Exercise description.
Beginning with the line that contains "Enumerate this screenshot's", output each line below exactly through the last one, both included, and nothing else.

[Provided records — start]

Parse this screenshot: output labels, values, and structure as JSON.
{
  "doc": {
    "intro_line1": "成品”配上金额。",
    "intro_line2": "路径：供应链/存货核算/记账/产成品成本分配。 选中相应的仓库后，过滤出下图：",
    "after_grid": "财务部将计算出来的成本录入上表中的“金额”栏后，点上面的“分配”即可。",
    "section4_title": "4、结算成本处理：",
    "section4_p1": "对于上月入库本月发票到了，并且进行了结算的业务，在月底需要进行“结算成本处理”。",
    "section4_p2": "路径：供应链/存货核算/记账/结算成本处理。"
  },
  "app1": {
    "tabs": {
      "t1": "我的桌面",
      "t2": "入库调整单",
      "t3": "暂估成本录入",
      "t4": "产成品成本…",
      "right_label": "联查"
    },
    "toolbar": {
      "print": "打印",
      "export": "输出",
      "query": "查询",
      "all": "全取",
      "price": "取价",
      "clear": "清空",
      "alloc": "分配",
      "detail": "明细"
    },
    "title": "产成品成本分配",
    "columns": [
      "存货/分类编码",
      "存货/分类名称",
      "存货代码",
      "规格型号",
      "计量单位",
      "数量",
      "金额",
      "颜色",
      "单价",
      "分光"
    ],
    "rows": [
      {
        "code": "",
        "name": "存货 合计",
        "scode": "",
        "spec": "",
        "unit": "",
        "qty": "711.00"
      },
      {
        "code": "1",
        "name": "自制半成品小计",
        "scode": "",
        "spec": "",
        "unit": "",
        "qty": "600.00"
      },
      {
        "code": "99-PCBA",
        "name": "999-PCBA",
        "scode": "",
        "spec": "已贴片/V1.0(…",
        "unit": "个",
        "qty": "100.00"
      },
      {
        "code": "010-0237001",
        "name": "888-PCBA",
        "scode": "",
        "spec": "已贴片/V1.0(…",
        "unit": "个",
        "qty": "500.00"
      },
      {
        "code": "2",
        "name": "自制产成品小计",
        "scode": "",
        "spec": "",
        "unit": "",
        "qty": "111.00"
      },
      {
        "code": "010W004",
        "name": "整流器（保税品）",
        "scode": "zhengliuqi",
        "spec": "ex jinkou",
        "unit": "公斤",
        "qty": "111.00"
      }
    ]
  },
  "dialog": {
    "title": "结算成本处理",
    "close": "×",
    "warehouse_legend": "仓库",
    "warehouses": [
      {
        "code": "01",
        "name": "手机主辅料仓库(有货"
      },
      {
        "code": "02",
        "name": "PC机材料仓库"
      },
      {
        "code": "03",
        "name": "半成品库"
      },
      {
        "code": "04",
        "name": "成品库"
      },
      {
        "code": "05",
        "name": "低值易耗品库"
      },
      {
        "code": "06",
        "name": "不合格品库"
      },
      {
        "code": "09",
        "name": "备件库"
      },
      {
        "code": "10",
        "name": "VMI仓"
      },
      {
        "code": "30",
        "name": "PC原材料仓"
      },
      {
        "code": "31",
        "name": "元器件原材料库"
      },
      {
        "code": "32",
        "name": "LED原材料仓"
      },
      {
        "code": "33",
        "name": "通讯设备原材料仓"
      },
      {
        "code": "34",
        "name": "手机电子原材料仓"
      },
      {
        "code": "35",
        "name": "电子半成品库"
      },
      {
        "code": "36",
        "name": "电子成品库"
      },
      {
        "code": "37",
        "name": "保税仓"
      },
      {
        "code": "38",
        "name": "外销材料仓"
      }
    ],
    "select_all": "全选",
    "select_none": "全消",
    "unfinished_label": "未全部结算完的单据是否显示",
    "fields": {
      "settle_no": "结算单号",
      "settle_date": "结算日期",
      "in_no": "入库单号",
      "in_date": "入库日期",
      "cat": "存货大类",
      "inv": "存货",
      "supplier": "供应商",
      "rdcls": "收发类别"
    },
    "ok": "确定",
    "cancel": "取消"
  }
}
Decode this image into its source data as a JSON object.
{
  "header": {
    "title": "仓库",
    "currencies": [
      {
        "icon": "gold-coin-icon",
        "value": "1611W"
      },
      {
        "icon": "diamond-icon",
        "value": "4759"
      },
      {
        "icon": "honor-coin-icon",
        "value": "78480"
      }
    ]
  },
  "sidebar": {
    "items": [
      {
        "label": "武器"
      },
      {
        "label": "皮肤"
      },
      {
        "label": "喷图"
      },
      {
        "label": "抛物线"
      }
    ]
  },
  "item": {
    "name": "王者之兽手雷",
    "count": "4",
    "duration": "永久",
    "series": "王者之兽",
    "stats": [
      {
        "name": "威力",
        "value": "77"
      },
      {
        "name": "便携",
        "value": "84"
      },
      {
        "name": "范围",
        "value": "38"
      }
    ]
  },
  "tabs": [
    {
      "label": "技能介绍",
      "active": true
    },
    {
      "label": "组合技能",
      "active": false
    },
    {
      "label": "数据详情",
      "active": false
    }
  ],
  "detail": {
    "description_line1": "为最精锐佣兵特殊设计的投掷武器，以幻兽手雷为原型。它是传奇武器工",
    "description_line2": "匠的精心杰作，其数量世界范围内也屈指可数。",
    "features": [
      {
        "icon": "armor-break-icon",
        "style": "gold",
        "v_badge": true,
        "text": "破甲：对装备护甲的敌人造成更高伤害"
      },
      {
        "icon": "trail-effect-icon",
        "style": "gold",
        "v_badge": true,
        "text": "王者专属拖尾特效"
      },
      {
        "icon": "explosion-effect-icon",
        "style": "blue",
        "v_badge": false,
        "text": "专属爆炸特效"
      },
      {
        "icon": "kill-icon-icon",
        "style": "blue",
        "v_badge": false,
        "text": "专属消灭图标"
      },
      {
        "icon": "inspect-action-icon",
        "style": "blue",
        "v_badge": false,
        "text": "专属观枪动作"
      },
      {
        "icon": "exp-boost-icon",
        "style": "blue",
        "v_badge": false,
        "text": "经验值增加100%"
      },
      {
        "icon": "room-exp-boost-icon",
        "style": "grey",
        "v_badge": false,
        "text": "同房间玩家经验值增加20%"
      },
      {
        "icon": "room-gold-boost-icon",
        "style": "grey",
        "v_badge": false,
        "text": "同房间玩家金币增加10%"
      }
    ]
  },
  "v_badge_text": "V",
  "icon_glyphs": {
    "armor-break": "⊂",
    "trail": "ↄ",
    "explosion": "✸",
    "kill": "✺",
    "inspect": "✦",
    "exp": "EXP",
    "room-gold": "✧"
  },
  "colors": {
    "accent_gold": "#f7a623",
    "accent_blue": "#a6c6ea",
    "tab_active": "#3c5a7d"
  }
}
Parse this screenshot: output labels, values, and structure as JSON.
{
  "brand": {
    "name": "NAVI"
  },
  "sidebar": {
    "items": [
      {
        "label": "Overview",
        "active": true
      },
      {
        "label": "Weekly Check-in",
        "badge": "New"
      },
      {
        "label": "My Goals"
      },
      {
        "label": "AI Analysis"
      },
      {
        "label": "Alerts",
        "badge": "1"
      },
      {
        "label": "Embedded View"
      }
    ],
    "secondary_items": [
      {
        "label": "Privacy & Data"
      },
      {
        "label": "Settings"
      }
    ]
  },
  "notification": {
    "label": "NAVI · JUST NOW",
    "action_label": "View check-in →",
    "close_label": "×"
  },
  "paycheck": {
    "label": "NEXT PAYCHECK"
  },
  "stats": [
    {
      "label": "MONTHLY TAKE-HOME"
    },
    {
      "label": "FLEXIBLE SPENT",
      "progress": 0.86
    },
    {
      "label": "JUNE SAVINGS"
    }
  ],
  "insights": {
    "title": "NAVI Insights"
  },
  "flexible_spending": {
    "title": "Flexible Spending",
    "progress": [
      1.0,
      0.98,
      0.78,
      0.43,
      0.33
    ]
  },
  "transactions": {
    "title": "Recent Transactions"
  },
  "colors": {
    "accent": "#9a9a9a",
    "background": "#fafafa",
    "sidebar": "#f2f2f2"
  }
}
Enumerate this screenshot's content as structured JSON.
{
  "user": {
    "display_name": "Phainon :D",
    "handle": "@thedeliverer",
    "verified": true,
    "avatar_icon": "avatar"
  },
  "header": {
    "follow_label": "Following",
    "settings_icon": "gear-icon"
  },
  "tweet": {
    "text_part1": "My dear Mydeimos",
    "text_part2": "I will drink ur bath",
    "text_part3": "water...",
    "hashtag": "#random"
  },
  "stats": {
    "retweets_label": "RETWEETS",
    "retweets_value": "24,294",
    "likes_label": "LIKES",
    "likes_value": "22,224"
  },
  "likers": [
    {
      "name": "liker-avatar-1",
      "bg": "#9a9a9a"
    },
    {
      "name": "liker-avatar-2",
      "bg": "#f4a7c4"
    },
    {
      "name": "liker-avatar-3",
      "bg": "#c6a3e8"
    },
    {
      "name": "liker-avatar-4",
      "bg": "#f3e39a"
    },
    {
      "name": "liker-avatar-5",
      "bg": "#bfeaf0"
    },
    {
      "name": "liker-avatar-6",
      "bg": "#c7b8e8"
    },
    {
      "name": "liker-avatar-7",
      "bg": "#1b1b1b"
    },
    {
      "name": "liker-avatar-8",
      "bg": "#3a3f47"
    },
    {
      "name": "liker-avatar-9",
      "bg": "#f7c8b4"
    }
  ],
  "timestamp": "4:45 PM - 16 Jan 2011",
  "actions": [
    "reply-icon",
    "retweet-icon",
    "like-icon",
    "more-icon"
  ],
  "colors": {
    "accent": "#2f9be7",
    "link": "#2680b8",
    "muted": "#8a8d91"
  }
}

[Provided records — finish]

Exercise output.
Enumerate this screenshot's content as structured JSON.
{
  "user": {
    "display_name": "Phainon :D",
    "handle": "@thedeliverer",
    "verified": true,
    "avatar_icon": "avatar"
  },
  "header": {
    "follow_label": "Following",
    "settings_icon": "gear-icon"
  },
  "tweet": {
    "text_part1": "My dear Mydeimos",
    "text_part2": "I will drink ur bath",
    "text_part3": "water...",
    "hashtag": "#random"
  },
  "stats": {
    "retweets_label": "RETWEETS",
    "retweets_value": "24,294",
    "likes_label": "LIKES",
    "likes_value": "22,224"
  },
  "likers": [
    {
      "name": "liker-avatar-1",
      "bg": "#9a9a9a"
    },
    {
      "name": "liker-avatar-2",
      "bg": "#f4a7c4"
    },
    {
      "name": "liker-avatar-3",
      "bg": "#c6a3e8"
    },
    {
      "name": "liker-avatar-4",
      "bg": "#f3e39a"
    },
    {
      "name": "liker-avatar-5",
      "bg": "#bfeaf0"
    },
    {
      "name": "liker-avatar-6",
      "bg": "#c7b8e8"
    },
    {
      "name": "liker-avatar-7",
      "bg": "#1b1b1b"
    },
    {
      "name": "liker-avatar-8",
      "bg": "#3a3f47"
    },
    {
      "name": "liker-avatar-9",
      "bg": "#f7c8b4"
    }
  ],
  "timestamp": "4:45 PM - 16 Jan 2011",
  "actions": [
    "reply-icon",
    "retweet-icon",
    "like-icon",
    "more-icon"
  ],
  "colors": {
    "accent": "#2f9be7",
    "link": "#2680b8",
    "muted": "#8a8d91"
  }
}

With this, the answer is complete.